Euro, bond yields tumble as ECB hints at faster buying pre-summer
The euro tumbled on Tuesday and the region's stocks and bonds jumped after the European Central Bank suggested it may speed up its 1 trillion euro bond-buying campaign slightly to account for lower market liquidity in high summer.
World stocks were already testing all-time highs after another jump in Chinese stocks and a record close on Wall Street, and European markets shot up after top policymaker Benoit Coeure talked of adjusting the ECB's buying program.
He said the speed of the recent spike in bond yields, which has effectively wiped out the benefits of QE, was worrisome and said the ECB could "moderately" increase its buying in May and June to ensure it doesn't fall behind on its target over the summer.
The euro EUR= was back at $1.12 for the first time in a week and the FTSEurofirst 300.FTSE jumped 1.6 percent as gains of 1.9 and 2 percent on Germany's DAX .GDAXI and in Paris .FCHI outpaced a 0.4 percent rise on London's FTSE .FTSE.
Bond yields, which move inversely to prices, also tumbled, with those on 10-year German Bunds DE10YT=TWEB down 7 basis points and Italian and Spanish equivalents down 12 basis points.
"There is a sense the comments from the ECB indicate a growing push back against the sell-off in bond markets that's been in place for the past month or so, and a push back against both euro strength and market volatility," said Manik Narain, a UBS strategist.
The moves came ahead of German sentiment data from the ZEW institute at 0900 GMT that will be closely watched after some mixed signals from Europe's largest economy in recent weeks.
Fears of a Greek bankruptcy also rumbled in the background even as the country's top politicians vowed to conclude a cash-for-reform deal with its lenders.
"I think we are very close (to a deal) ... let's say in a week," Greek Finance Minister Yanis Varoufakis said in a TV interview on Monday night. "Another currency is not on our radar, not in our thoughts," he added.
China's surging stock market and a jump in the New Zealand dollar after a rise in inflation dominated attention overnight in Asia.
They prioritized a further opening of the country's capital market and a restructuring of state enterprises.
"You need a vibrant stock market to push forward economic reforms, whether it's about asset securitization or industry consolidation," said Tian Weidong, analyst at Kaiyuan Securities in Xian. "With such a policy backdrop, investors are emboldened to stay in the market."
Expectations of more easing from the Bank of Japan kept the Japanese currency in check.

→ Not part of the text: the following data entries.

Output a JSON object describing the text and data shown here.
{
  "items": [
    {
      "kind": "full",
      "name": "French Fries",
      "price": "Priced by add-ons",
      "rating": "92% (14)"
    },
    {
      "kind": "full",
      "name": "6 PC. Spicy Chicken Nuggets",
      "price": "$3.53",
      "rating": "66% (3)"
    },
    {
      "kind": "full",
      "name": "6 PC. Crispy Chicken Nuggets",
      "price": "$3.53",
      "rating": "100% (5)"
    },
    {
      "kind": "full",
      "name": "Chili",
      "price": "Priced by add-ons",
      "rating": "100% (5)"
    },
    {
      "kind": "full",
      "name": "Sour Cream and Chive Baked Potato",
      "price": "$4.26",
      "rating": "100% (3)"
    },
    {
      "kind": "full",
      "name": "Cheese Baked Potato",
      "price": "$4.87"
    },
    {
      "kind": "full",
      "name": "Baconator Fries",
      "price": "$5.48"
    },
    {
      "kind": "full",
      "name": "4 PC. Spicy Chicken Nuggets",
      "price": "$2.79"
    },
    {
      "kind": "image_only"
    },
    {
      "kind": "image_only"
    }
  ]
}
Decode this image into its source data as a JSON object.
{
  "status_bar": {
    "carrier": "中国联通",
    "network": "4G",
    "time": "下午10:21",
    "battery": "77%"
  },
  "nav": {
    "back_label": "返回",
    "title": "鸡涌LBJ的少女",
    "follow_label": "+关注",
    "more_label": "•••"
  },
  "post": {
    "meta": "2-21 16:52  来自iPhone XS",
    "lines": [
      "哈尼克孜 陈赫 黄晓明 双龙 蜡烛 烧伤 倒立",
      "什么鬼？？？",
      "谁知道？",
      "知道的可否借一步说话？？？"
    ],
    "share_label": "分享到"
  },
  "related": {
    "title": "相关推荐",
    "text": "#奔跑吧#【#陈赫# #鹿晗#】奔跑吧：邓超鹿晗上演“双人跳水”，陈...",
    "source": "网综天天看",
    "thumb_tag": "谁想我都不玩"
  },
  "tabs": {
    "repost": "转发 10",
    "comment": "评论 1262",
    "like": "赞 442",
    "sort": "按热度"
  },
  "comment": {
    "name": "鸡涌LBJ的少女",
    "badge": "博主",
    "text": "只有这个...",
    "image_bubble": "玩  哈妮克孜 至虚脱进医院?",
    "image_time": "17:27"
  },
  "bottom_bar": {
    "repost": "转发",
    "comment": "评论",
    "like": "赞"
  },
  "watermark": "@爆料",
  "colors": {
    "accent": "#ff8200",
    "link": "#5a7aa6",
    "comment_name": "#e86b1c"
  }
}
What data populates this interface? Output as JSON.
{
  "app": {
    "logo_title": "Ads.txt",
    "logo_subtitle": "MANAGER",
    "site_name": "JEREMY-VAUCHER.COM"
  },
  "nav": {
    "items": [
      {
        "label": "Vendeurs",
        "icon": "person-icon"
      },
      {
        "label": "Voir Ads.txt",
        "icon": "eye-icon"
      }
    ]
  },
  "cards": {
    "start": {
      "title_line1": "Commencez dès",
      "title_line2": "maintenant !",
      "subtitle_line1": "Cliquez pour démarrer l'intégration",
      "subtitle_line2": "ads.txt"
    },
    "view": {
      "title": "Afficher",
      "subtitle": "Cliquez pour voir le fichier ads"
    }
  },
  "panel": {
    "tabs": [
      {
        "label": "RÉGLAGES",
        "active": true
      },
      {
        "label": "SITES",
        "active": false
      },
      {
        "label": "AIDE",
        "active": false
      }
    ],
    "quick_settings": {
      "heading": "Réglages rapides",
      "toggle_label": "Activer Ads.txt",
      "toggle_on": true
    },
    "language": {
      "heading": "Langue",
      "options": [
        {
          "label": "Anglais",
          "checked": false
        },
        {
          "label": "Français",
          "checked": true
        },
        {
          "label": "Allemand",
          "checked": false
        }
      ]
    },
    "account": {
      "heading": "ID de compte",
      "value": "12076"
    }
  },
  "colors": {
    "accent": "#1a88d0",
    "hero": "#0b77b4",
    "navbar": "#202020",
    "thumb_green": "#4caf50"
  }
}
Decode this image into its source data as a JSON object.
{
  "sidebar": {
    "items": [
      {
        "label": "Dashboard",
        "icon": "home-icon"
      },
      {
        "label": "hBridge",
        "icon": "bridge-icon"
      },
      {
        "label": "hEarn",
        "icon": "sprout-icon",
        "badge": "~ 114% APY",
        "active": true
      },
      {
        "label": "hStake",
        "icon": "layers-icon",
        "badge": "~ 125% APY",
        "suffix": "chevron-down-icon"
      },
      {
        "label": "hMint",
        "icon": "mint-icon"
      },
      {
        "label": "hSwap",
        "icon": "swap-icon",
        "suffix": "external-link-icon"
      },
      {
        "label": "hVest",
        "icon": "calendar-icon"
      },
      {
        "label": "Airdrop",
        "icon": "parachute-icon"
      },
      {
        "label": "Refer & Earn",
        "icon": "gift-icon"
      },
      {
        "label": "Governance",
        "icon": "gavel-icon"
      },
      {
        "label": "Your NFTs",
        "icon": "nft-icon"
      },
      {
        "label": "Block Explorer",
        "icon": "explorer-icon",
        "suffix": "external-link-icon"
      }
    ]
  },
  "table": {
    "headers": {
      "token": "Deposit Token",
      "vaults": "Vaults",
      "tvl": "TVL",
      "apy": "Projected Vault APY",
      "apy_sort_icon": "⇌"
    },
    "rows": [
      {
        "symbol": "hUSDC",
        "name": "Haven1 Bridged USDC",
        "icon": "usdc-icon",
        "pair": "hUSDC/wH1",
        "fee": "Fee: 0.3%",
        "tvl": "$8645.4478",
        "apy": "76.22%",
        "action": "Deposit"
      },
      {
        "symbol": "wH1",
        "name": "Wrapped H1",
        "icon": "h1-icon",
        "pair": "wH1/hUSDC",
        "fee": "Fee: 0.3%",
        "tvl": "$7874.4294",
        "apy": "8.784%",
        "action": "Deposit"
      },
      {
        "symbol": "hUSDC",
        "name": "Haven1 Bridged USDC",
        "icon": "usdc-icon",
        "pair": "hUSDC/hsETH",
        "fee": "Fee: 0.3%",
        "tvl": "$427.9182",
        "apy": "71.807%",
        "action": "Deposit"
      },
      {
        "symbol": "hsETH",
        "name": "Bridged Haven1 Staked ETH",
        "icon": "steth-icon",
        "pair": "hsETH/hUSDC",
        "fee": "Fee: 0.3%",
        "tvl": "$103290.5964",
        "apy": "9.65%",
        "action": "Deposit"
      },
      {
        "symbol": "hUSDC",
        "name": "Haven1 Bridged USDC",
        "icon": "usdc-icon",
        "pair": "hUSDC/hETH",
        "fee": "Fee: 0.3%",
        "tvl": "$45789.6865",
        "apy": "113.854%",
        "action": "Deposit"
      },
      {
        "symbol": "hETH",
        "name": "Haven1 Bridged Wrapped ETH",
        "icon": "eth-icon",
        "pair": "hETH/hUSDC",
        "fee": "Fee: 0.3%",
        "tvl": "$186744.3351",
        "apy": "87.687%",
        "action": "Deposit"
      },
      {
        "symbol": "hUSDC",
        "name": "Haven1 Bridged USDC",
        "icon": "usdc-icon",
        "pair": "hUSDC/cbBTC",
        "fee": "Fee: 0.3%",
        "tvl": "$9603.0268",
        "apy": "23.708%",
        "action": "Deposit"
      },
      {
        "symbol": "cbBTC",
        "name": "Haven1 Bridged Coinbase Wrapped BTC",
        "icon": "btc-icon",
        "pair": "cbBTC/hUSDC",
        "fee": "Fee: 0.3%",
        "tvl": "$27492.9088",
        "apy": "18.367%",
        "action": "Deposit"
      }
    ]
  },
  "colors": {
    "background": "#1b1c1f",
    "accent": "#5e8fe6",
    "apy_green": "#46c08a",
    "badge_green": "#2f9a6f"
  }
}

The BOJ meets on Friday and is seen expanding its massive stimulus program in October, according to most economists polled by Reuters.
Among commodities, U.S. crude futures edged up after slipping on Monday on the stronger dollar and oversupply concerns triggered by a jump in Saudi Arabian exports
U.S. crude CLc1 rose about 0.1 percent in Asian trade to $59.48 a barrel, while Brent LCOc1 edged down 0.2 percent to $66.15.
Safe-haven gold XAU=, meanwhile, fell for the first time in six sessions, dropping about 0.3 percent to $1,218 an ounce. It had hit a three-month high a day early after disappointing U.S. economic data dented expectations of Federal Reserve rate hikes this year.